It has been a fast path to legitimacy for the IP-based contact center.
Not even 10 years ago the technology was a curiosity at best, exemplified by chunky, clunky phones designed by companies more accustomed to building networking equipment for closets than ergonomic office products, and the advantages were thin. In recent years IP contact centers have evolved into low-cost, efficient ways to expand existing service operations or establish new ones. Now, IP is beginning to emerge not just as a cost-cutting measure, but a customer value tool. Companies are beginning to realize that building the entire service organization around IP can make managing premium service channels more effective, giving top customers priority access to all services while interactively guiding lower-value clients to more cost-effective methods.
"You can both increase agent utilization with IP, and give customers more ways to deal with an agent," said Dan daCosta, head of solution marketing for Orange Business Services.
In an IP contact center, it can be easier to place agents on a universal queue, handling voice, live chat, and email requests at the same time. @29914
Additionally, an IP-enabled contact center lets anyone on a company's staff take customer calls. Cost-savers have long seen this as a way to bring overflow help into call queues only as needed, keeping resource costs down. However, there is also significant potential here to deliver superior customer service. The best person in the organization to handle the call -- regardless of job title or physical proximity -- can be introduced to the caller at any time.
"IP contact centers make your contact organization very distance-insensitive. It lets you do lots of things you used to have to do in close physical proximity, and possibly at very low cost," said Bern Elliot, Gartner research vice president.
Kitty Hawk Cargo, an air shipping provider, relies on an IP-enabled system to route customers to the most appropriate agents. The company replaced its conventional voice environment contact center with an Intervoice NuContact Center solution beginning in 2003 to get ahead of its competition.

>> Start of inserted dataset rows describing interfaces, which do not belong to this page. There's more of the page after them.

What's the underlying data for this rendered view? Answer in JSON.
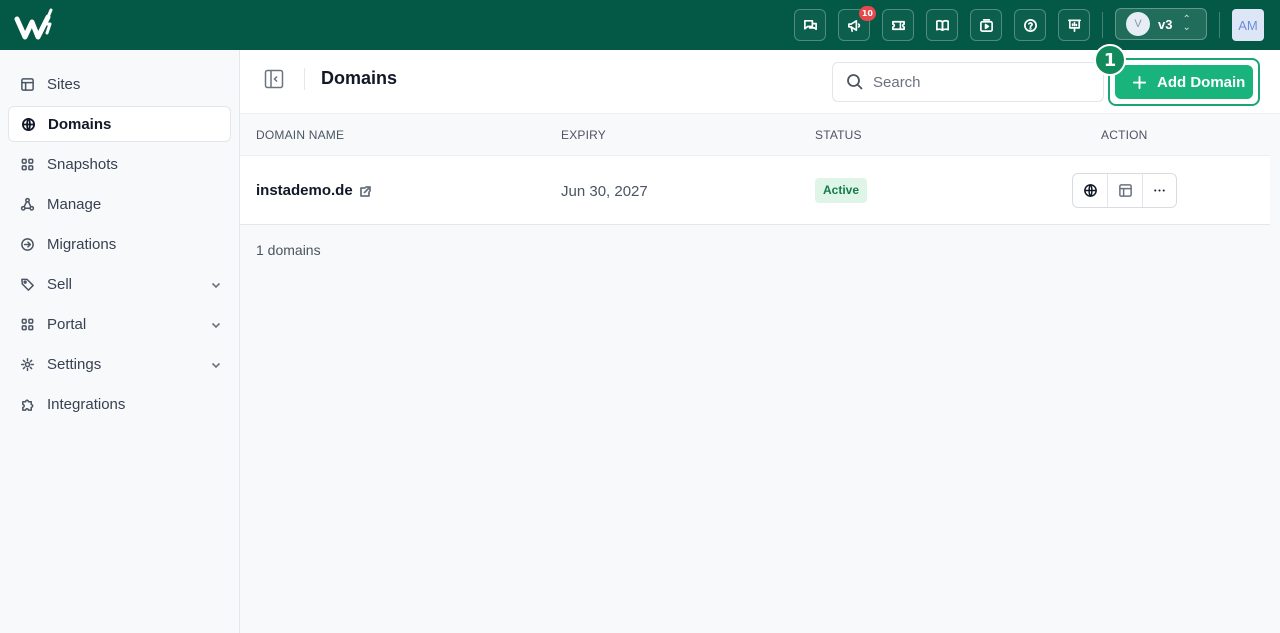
{
  "topbar": {
    "notification_count": "10",
    "version_avatar": "V",
    "version_label": "v3",
    "user_initials": "AM",
    "colors": {
      "background": "#035946",
      "badge": "#e5484d"
    },
    "icons": [
      "chat-icon",
      "megaphone-icon",
      "ticket-icon",
      "book-icon",
      "video-icon",
      "help-icon",
      "presentation-icon"
    ]
  },
  "sidebar": {
    "items": [
      {
        "label": "Sites",
        "icon": "layout-icon"
      },
      {
        "label": "Domains",
        "icon": "globe-icon",
        "active": true
      },
      {
        "label": "Snapshots",
        "icon": "grid-icon"
      },
      {
        "label": "Manage",
        "icon": "hierarchy-icon"
      },
      {
        "label": "Migrations",
        "icon": "arrow-circle-icon"
      },
      {
        "label": "Sell",
        "icon": "tag-icon",
        "expandable": true
      },
      {
        "label": "Portal",
        "icon": "grid-icon",
        "expandable": true
      },
      {
        "label": "Settings",
        "icon": "gear-icon",
        "expandable": true
      },
      {
        "label": "Integrations",
        "icon": "puzzle-icon"
      }
    ]
  },
  "header": {
    "title": "Domains",
    "search_placeholder": "Search",
    "add_button_label": "Add Domain",
    "step_badge": "1",
    "accent_color": "#18b47b"
  },
  "table": {
    "columns": [
      "DOMAIN NAME",
      "EXPIRY",
      "STATUS",
      "ACTION"
    ],
    "rows": [
      {
        "domain": "instademo.de",
        "expiry": "Jun 30, 2027",
        "status": "Active"
      }
    ],
    "count_label": "1 domains"
  }
}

"Before, all of our transactions were treated the same. Now, customers can classify themselves based on what their needs are and when and how they are going to interact with our contact center, allowing us to route to our best agents," said Frank Kaiser, director of customer service for Kitty Hawk Cargo.
"Our environment was strictly voice, but now we have a full multimedia environment, and have been able to shave 20 to 30 seconds off our interactions without a corresponding drop off in service quality," he said. The rapid deployment of the IP contact center and its software-only integration with Kitty Hawk's internal CRM application made it easier to match customers with needs before reaching an agent.
Coupled with presence management, the ability to see when an agent or other employee is available for customer contact (typically provided by instant messaging for employees not on the phone queue), being routed to voicemail can become a thing of the past. This opens tremendous potential for first-call resolution even for complex customer issues.
"Anyone who could support the customer could be brought into the call. It was feasible, but difficult to do before," Gartner's Elliot said. "Now you can take technology that might have only applied to a few specialized individuals, and apply it enterprise wide."
Presence management also makes it possible to extend dedicated service teams to customers through multiple channels. Although specific service teams for high-value or special-requirement customers are not a new concept in the contact center, the availability of team members is hidden from customers in most environments. Presence management combined with a secure customer Web site or interactive voice response (IVR) code can make it possible for clients to see when their service team members are available and place inquiries accordingly, leading to better agent utilization, less hold times, and a closer one-to-one link with the customer.
By the same token, simply using IP telephony in a contact center does not create any value in and of itself if it is treated like any old-fashioned PBX line. "There is a continuum [among IP contact centers]—on the one end you have very minimal changes to the way your infrastructure operates, and on the other extreme, you change the way applications integrate with the functions of the agents and with callers," Elliot said. "The more you go out in that direction, the more you start finding new things to improve the customer experience."
Reprinted with permission from 1to1 Media. (c) 2006 Carlson Marketing Worldwide.